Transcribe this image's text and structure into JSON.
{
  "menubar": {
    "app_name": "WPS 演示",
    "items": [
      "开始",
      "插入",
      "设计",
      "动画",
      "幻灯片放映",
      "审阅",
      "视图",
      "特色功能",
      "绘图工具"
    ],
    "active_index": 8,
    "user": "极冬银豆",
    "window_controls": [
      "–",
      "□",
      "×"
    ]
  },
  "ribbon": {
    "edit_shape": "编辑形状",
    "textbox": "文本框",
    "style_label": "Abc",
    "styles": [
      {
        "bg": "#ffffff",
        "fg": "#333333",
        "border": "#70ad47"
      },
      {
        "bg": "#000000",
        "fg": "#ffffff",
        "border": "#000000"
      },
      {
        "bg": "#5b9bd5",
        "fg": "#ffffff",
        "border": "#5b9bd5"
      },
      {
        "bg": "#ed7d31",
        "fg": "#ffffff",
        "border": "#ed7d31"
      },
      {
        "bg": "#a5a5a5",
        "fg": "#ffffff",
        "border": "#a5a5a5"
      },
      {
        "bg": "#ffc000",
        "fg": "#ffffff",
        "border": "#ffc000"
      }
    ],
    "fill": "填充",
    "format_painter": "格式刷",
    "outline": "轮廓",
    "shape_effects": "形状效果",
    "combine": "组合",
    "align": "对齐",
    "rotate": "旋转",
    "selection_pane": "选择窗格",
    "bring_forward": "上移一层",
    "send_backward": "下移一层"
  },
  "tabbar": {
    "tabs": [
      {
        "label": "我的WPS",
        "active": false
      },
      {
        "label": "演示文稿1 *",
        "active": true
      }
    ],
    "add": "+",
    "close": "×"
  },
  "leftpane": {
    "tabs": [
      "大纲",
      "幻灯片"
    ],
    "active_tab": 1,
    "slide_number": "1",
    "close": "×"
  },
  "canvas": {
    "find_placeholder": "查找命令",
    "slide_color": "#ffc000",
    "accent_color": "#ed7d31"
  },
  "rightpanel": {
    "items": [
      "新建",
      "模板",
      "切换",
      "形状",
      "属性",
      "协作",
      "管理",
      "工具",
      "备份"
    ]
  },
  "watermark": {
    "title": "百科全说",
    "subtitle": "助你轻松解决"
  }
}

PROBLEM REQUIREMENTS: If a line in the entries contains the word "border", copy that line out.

PROBLEM SOLUTION:
        "border": "#70ad47"
        "border": "#000000"
        "border": "#5b9bd5"
        "border": "#ed7d31"
        "border": "#a5a5a5"
        "border": "#ffc000"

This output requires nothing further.